BOSTON (JTA) — In the wake of the Orlando shooting, statements of solidarity with the LGBTQ community quickly tumbled forth. Some expressions of support came from unlikely sources such as the Orthodox Union and the Catholic Church. But what does a statement of solidarity mean in response to a crisis when it is not expressed in ordinary times?
Surely there were LGBTQ Catholics, evangelicals, Orthodox Jews and Muslims who were moved to hear their faith community leaders condemn the attack. For many of these faith leaders, it may have felt momentous and bold, risky even, to express empathy with the LGBTQ community.
I appreciate the progress represented by these expressions of support, but as a lesbian, I do not actually feel supported by them. The Orthodox Union issued a statement saying “it is clear that those people who were murdered … were targeted because of their identification with the LGBT community. … No American should be assailed due to his or her personal identity.” Yet this same group lobbied against marriage equality and supports religious exemption laws that would allow businesses to discriminate against LGBTQ people.
An assurance of solidarity must move beyond compassion for loss of life to affirming the dignity of those who are alive. Without the resolve to support cultural change and policy reform, expressions of solidarity may provide immediate solace but, ultimately, they leave LGBTQ people standing alone.
In the aftermath of Orlando, this is especially true for LGBTQ Jews of color, particularly Latin queer Jews. I’ve noticed that most of the Jewish media’s coverage about the Orlando shooting has not acknowledged the experience of Latin LGBTQ Jews who may see themselves in the victims more acutely than Jews of other backgrounds. This erasure adds to their pain and sense of isolation in the wake of this tragedy. True solidarity means honoring the diversity of our community both in the media and in our communal discourse.

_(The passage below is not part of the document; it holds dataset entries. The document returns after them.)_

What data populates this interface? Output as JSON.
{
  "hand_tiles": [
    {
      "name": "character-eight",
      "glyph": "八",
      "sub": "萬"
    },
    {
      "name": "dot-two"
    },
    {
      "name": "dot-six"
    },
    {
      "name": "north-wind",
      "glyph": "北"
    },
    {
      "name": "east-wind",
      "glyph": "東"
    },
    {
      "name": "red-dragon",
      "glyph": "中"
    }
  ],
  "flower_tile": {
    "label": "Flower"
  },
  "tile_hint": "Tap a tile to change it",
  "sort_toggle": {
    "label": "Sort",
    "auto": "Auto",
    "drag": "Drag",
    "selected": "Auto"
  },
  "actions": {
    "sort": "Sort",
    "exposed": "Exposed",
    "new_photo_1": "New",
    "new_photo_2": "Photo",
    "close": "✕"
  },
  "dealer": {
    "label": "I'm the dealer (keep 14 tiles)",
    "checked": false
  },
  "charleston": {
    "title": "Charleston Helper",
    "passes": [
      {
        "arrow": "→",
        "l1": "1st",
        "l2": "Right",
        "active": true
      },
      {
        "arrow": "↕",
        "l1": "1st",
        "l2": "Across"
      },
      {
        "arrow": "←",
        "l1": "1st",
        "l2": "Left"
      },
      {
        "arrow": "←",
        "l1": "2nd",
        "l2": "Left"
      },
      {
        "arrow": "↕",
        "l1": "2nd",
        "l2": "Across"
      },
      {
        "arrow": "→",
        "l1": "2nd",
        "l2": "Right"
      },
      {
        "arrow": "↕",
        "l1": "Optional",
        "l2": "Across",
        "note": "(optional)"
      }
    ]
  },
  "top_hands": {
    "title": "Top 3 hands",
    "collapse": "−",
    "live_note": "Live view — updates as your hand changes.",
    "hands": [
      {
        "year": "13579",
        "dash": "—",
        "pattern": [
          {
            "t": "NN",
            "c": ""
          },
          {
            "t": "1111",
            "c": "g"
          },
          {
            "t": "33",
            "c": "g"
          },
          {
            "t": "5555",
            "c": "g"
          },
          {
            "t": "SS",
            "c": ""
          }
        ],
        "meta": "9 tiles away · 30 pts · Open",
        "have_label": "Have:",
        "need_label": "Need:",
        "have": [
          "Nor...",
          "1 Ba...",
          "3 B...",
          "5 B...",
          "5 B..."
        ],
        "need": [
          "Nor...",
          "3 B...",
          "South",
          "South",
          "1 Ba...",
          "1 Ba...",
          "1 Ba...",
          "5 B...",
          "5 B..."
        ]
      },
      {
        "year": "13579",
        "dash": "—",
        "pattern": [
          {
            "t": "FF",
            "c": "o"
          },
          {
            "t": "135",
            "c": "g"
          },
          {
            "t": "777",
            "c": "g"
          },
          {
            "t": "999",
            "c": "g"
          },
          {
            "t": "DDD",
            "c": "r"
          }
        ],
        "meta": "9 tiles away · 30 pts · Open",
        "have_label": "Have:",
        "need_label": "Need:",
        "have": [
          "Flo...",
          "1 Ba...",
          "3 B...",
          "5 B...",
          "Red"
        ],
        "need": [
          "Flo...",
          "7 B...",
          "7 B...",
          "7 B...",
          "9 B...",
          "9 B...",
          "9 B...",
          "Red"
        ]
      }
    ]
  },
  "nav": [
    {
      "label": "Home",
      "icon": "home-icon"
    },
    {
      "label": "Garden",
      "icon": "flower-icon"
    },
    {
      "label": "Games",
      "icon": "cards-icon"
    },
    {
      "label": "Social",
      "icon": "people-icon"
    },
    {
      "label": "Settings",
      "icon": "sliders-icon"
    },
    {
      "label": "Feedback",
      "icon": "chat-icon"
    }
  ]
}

Solidarity also means reflective accountability. It means asking questions: What enables such hatred to flourish? How have I been a bystander in a culture of bigotry? How have I been complicit in a legal system that perpetuates second-class status for LGBTQ people? Abraham Joshua Heschel famously wrote, “In a free society where terrible wrongs exist, few are guilty, but all are responsible.” The challenge of Heschel’s observation is that words alone are not enough to right the wrongs all around us. Responsibility requires both words and action — not only in the aftermath of a crisis but all the time.
Unfortunately, after horrific acts motivated by ideology or committed in the name of religion, religious communities are often quick to disassociate from the perpetrator. When Yishai Schlissel, a haredi Orthodox ex-convict, stabbed six marchers at the Jerusalem Pride Parade last summer — murdering 16-year-old Shira Banki — Jewish community leaders, including many Orthodox voices, did not hesitate to condemn the attack. Yet many of these leaders asserted that Schlissel’s views do not represent Judaism or Torah. I disagree. As a committed Jew, I acknowledge with sadness that Schlissel’s views do represent certain aspects of our religious tradition. We have critical work to do to challenge these currents of bigotry rather than disregard them.
As a queer Jew, the solidarity I seek from other Jews is not simply ignoring the passages of Torah that are used to discriminate against LGBTQ people. I seek recognition that homophobia and transphobia actively exist in our modern Jewish community and are perversions within our interpretive tradition. I seek the acknowledgment that religion is too often used to justify discrimination against LGBTQ people. By acknowledging this painful reality, we have the opportunity to condemn the ugliness in our tradition and still hold up all that is beautiful.
As part of my work at Keshet, a national organization working for LGBTQ equality and inclusion in Jewish life, my colleagues and I host a series of Shabbatonim for LGBTQ and ally teens. Each time we host a Shabbaton, I am struck by how many of the teens share that they’ve never before felt so validated, seen and free.
“At the Shabbaton, I finally felt like there was no part of myself I needed to hide, and I was able to embrace myself in its entirety,” a gay teen recently wrote to me.
Nearly all the teens who participate in our Shabbatonim are part of Jewish communities that would describe themselves as inclusive. Most of them have very supportive parents. They attend high schools with gay-straight alliances. So how is it that kids who have so much support in their lives still feel so alone in the world as queer Jewish teens? Our leaders are clearly falling short. The sign posts for inclusion must be more visible. The language of support must be audible all year round, not only during Pride month or after a tragedy.
It shouldn’t take a crisis like the Orlando shooting to catalyze religious leaders’ support for LGBTQ people. In the coming weeks and months, I hope to see people in faith communities — and political leaders of many religious backgrounds — take a bold step toward equality for LGBTQ people beyond attending a vigil or producing a statement.
Just as we are hearing a growing chorus of voices reject the “thoughts and prayers” of politicians and demand action for gun reform, I call on all who offer solidarity with the LGBTQ community to continue to stand with us as we move forward. Solidarity must outlast our mourning.